Task to carry out: Each entry must come back word for word; drop the images as you go.

Given data:

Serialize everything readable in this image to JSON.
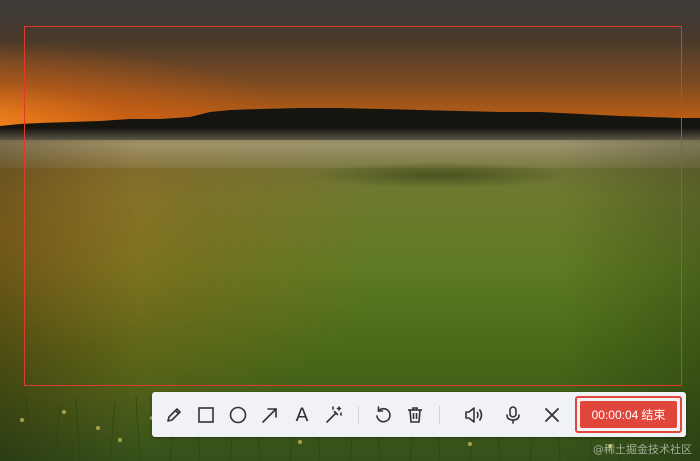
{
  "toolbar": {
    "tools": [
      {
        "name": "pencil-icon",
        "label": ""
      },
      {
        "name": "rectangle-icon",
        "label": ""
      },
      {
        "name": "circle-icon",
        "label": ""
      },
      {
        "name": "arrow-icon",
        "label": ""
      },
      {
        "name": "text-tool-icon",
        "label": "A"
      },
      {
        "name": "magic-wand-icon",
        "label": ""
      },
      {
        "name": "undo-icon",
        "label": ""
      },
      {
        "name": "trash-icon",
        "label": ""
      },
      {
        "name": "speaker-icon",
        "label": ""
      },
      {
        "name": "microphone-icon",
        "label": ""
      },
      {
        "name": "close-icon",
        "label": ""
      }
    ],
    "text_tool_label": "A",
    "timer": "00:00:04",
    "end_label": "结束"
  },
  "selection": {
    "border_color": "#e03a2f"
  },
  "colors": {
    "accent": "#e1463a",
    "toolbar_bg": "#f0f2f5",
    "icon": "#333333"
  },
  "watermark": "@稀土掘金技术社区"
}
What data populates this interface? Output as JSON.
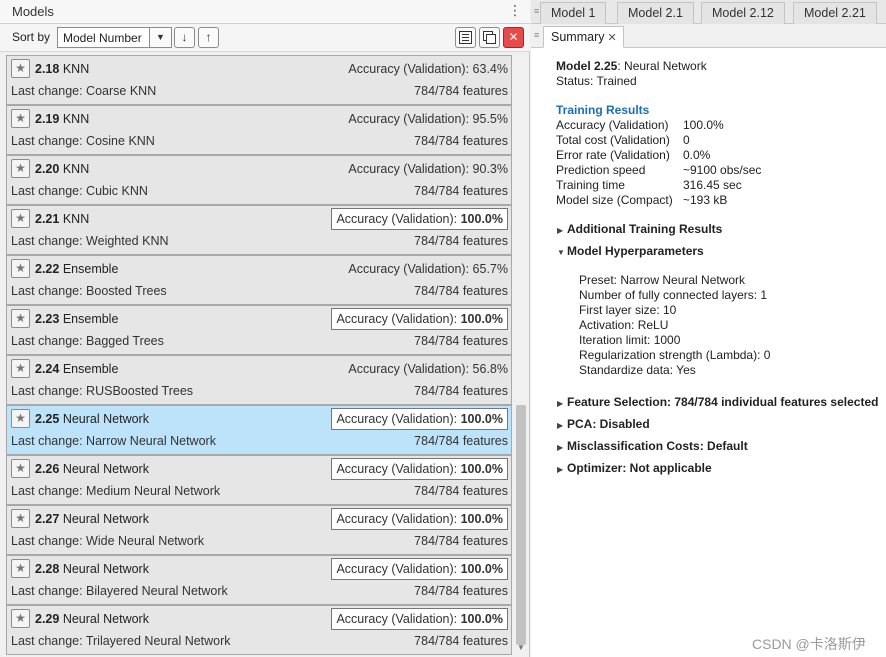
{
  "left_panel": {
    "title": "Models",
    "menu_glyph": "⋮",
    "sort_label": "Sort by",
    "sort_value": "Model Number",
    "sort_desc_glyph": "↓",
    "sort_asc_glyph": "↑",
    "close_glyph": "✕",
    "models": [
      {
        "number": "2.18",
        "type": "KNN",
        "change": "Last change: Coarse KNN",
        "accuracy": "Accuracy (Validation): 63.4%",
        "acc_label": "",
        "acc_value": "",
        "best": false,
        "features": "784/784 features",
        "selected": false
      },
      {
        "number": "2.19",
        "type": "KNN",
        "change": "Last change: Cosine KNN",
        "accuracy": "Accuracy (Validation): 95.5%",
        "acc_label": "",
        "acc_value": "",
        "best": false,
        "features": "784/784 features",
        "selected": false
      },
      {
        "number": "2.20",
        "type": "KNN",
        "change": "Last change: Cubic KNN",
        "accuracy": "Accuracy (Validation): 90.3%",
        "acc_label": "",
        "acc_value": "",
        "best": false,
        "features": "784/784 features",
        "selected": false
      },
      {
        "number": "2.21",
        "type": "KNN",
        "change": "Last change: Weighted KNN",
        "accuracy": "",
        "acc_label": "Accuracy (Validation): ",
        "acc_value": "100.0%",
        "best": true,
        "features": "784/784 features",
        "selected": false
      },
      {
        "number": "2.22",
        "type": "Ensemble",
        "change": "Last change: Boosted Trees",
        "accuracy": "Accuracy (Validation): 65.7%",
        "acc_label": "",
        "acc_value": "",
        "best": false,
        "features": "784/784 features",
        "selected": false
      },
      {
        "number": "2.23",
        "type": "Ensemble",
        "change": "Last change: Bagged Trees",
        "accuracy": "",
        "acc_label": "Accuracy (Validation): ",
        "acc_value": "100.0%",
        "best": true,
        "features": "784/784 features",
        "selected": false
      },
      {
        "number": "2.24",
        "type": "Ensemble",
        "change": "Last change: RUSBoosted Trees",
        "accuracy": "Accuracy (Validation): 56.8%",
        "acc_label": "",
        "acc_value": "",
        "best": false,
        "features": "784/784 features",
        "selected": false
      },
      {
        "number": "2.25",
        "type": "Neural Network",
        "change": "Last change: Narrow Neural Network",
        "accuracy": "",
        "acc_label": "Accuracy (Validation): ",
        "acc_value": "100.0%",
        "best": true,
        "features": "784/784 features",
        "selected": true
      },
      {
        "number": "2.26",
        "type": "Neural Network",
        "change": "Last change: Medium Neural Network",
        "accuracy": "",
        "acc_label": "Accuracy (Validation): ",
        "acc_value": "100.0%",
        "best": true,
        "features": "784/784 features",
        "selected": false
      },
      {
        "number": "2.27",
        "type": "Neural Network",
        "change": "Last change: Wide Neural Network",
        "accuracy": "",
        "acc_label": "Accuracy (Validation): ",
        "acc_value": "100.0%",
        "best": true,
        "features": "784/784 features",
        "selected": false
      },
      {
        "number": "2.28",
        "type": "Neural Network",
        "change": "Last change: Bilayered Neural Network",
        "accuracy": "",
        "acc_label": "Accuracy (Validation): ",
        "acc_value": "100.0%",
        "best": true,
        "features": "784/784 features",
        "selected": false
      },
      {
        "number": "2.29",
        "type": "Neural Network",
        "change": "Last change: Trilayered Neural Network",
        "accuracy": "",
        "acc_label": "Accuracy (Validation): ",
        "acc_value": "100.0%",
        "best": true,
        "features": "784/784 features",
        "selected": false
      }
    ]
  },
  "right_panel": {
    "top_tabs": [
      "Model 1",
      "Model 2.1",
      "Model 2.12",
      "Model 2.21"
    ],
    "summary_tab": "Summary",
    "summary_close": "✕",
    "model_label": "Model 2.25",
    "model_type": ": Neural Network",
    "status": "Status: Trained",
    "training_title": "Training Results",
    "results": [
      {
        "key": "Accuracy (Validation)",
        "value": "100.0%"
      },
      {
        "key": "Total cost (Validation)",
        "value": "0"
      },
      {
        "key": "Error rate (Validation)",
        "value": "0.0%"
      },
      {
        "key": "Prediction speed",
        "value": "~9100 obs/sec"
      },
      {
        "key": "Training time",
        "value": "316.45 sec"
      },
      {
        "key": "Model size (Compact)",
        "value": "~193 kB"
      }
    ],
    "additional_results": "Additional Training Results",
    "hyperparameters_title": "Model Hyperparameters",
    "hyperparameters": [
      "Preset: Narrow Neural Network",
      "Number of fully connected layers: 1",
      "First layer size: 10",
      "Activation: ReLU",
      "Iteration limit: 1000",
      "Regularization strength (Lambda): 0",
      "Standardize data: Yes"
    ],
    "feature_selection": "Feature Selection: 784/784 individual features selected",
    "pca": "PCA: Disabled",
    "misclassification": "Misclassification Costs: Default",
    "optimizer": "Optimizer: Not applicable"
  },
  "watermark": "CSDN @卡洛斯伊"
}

Output of the exercise:
Serialize everything readable in this image to JSON.
{
  "toolbar": {
    "tools": [
      {
        "name": "pencil-icon",
        "label": ""
      },
      {
        "name": "rectangle-icon",
        "label": ""
      },
      {
        "name": "circle-icon",
        "label": ""
      },
      {
        "name": "arrow-icon",
        "label": ""
      },
      {
        "name": "text-tool-icon",
        "label": "A"
      },
      {
        "name": "magic-wand-icon",
        "label": ""
      },
      {
        "name": "undo-icon",
        "label": ""
      },
      {
        "name": "trash-icon",
        "label": ""
      },
      {
        "name": "speaker-icon",
        "label": ""
      },
      {
        "name": "microphone-icon",
        "label": ""
      },
      {
        "name": "close-icon",
        "label": ""
      }
    ],
    "text_tool_label": "A",
    "timer": "00:00:04",
    "end_label": "结束"
  },
  "selection": {
    "border_color": "#e03a2f"
  },
  "colors": {
    "accent": "#e1463a",
    "toolbar_bg": "#f0f2f5",
    "icon": "#333333"
  },
  "watermark": "@稀土掘金技术社区"
}
What data populates this interface? Output as JSON.
{
  "left_panel": {
    "title": "Models",
    "menu_glyph": "⋮",
    "sort_label": "Sort by",
    "sort_value": "Model Number",
    "sort_desc_glyph": "↓",
    "sort_asc_glyph": "↑",
    "close_glyph": "✕",
    "models": [
      {
        "number": "2.18",
        "type": "KNN",
        "change": "Last change: Coarse KNN",
        "accuracy": "Accuracy (Validation): 63.4%",
        "acc_label": "",
        "acc_value": "",
        "best": false,
        "features": "784/784 features",
        "selected": false
      },
      {
        "number": "2.19",
        "type": "KNN",
        "change": "Last change: Cosine KNN",
        "accuracy": "Accuracy (Validation): 95.5%",
        "acc_label": "",
        "acc_value": "",
        "best": false,
        "features": "784/784 features",
        "selected": false
      },
      {
        "number": "2.20",
        "type": "KNN",
        "change": "Last change: Cubic KNN",
        "accuracy": "Accuracy (Validation): 90.3%",
        "acc_label": "",
        "acc_value": "",
        "best": false,
        "features": "784/784 features",
        "selected": false
      },
      {
        "number": "2.21",
        "type": "KNN",
        "change": "Last change: Weighted KNN",
        "accuracy": "",
        "acc_label": "Accuracy (Validation): ",
        "acc_value": "100.0%",
        "best": true,
        "features": "784/784 features",
        "selected": false
      },
      {
        "number": "2.22",
        "type": "Ensemble",
        "change": "Last change: Boosted Trees",
        "accuracy": "Accuracy (Validation): 65.7%",
        "acc_label": "",
        "acc_value": "",
        "best": false,
        "features": "784/784 features",
        "selected": false
      },
      {
        "number": "2.23",
        "type": "Ensemble",
        "change": "Last change: Bagged Trees",
        "accuracy": "",
        "acc_label": "Accuracy (Validation): ",
        "acc_value": "100.0%",
        "best": true,
        "features": "784/784 features",
        "selected": false
      },
      {
        "number": "2.24",
        "type": "Ensemble",
        "change": "Last change: RUSBoosted Trees",
        "accuracy": "Accuracy (Validation): 56.8%",
        "acc_label": "",
        "acc_value": "",
        "best": false,
        "features": "784/784 features",
        "selected": false
      },
      {
        "number": "2.25",
        "type": "Neural Network",
        "change": "Last change: Narrow Neural Network",
        "accuracy": "",
        "acc_label": "Accuracy (Validation): ",
        "acc_value": "100.0%",
        "best": true,
        "features": "784/784 features",
        "selected": true
      },
      {
        "number": "2.26",
        "type": "Neural Network",
        "change": "Last change: Medium Neural Network",
        "accuracy": "",
        "acc_label": "Accuracy (Validation): ",
        "acc_value": "100.0%",
        "best": true,
        "features": "784/784 features",
        "selected": false
      },
      {
        "number": "2.27",
        "type": "Neural Network",
        "change": "Last change: Wide Neural Network",
        "accuracy": "",
        "acc_label": "Accuracy (Validation): ",
        "acc_value": "100.0%",
        "best": true,
        "features": "784/784 features",
        "selected": false
      },
      {
        "number": "2.28",
        "type": "Neural Network",
        "change": "Last change: Bilayered Neural Network",
        "accuracy": "",
        "acc_label": "Accuracy (Validation): ",
        "acc_value": "100.0%",
        "best": true,
        "features": "784/784 features",
        "selected": false
      },
      {
        "number": "2.29",
        "type": "Neural Network",
        "change": "Last change: Trilayered Neural Network",
        "accuracy": "",
        "acc_label": "Accuracy (Validation): ",
        "acc_value": "100.0%",
        "best": true,
        "features": "784/784 features",
        "selected": false
      }
    ]
  },
  "right_panel": {
    "top_tabs": [
      "Model 1",
      "Model 2.1",
      "Model 2.12",
      "Model 2.21"
    ],
    "summary_tab": "Summary",
    "summary_close": "✕",
    "model_label": "Model 2.25",
    "model_type": ": Neural Network",
    "status": "Status: Trained",
    "training_title": "Training Results",
    "results": [
      {
        "key": "Accuracy (Validation)",
        "value": "100.0%"
      },
      {
        "key": "Total cost (Validation)",
        "value": "0"
      },
      {
        "key": "Error rate (Validation)",
        "value": "0.0%"
      },
      {
        "key": "Prediction speed",
        "value": "~9100 obs/sec"
      },
      {
        "key": "Training time",
        "value": "316.45 sec"
      },
      {
        "key": "Model size (Compact)",
        "value": "~193 kB"
      }
    ],
    "additional_results": "Additional Training Results",
    "hyperparameters_title": "Model Hyperparameters",
    "hyperparameters": [
      "Preset: Narrow Neural Network",
      "Number of fully connected layers: 1",
      "First layer size: 10",
      "Activation: ReLU",
      "Iteration limit: 1000",
      "Regularization strength (Lambda): 0",
      "Standardize data: Yes"
    ],
    "feature_selection": "Feature Selection: 784/784 individual features selected",
    "pca": "PCA: Disabled",
    "misclassification": "Misclassification Costs: Default",
    "optimizer": "Optimizer: Not applicable"
  },
  "watermark": "CSDN @卡洛斯伊"
}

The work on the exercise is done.